Below are the records; print them again exactly and omit the pictures.
MATERIALS PROVIDED: Begin
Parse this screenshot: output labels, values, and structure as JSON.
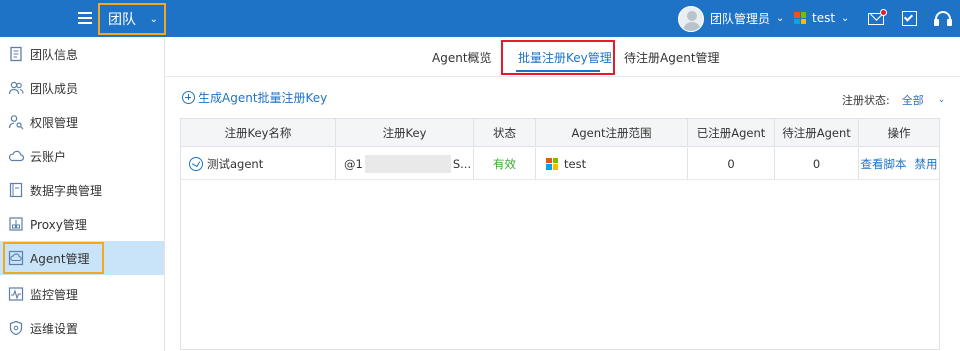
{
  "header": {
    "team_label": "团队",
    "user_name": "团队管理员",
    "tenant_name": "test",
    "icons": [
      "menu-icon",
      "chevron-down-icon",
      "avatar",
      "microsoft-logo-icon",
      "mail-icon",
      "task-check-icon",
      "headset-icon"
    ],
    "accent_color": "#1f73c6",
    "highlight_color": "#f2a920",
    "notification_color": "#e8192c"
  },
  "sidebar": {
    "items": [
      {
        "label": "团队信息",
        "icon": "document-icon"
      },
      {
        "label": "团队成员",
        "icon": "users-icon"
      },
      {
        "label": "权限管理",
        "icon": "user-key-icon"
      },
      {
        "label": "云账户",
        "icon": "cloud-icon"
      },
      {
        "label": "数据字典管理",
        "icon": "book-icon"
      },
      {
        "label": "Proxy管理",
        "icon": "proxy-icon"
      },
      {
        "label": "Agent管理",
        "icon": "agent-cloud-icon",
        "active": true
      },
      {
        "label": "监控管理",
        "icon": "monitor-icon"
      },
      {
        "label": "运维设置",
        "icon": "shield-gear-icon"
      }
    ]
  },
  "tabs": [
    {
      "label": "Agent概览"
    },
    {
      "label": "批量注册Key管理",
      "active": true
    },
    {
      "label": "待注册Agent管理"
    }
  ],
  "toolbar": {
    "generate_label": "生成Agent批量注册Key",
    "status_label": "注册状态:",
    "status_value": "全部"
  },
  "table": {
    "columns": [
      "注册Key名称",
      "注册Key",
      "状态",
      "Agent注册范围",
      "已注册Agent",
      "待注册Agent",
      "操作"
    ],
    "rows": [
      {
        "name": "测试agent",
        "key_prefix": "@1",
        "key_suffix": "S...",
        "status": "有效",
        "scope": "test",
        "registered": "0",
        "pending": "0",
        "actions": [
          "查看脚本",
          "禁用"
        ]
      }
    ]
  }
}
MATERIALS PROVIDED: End
> _EXERCISE RESULT_:
Parse this screenshot: output labels, values, and structure as JSON.
{
  "header": {
    "team_label": "团队",
    "user_name": "团队管理员",
    "tenant_name": "test",
    "icons": [
      "menu-icon",
      "chevron-down-icon",
      "avatar",
      "microsoft-logo-icon",
      "mail-icon",
      "task-check-icon",
      "headset-icon"
    ],
    "accent_color": "#1f73c6",
    "highlight_color": "#f2a920",
    "notification_color": "#e8192c"
  },
  "sidebar": {
    "items": [
      {
        "label": "团队信息",
        "icon": "document-icon"
      },
      {
        "label": "团队成员",
        "icon": "users-icon"
      },
      {
        "label": "权限管理",
        "icon": "user-key-icon"
      },
      {
        "label": "云账户",
        "icon": "cloud-icon"
      },
      {
        "label": "数据字典管理",
        "icon": "book-icon"
      },
      {
        "label": "Proxy管理",
        "icon": "proxy-icon"
      },
      {
        "label": "Agent管理",
        "icon": "agent-cloud-icon",
        "active": true
      },
      {
        "label": "监控管理",
        "icon": "monitor-icon"
      },
      {
        "label": "运维设置",
        "icon": "shield-gear-icon"
      }
    ]
  },
  "tabs": [
    {
      "label": "Agent概览"
    },
    {
      "label": "批量注册Key管理",
      "active": true
    },
    {
      "label": "待注册Agent管理"
    }
  ],
  "toolbar": {
    "generate_label": "生成Agent批量注册Key",
    "status_label": "注册状态:",
    "status_value": "全部"
  },
  "table": {
    "columns": [
      "注册Key名称",
      "注册Key",
      "状态",
      "Agent注册范围",
      "已注册Agent",
      "待注册Agent",
      "操作"
    ],
    "rows": [
      {
        "name": "测试agent",
        "key_prefix": "@1",
        "key_suffix": "S...",
        "status": "有效",
        "scope": "test",
        "registered": "0",
        "pending": "0",
        "actions": [
          "查看脚本",
          "禁用"
        ]
      }
    ]
  }
}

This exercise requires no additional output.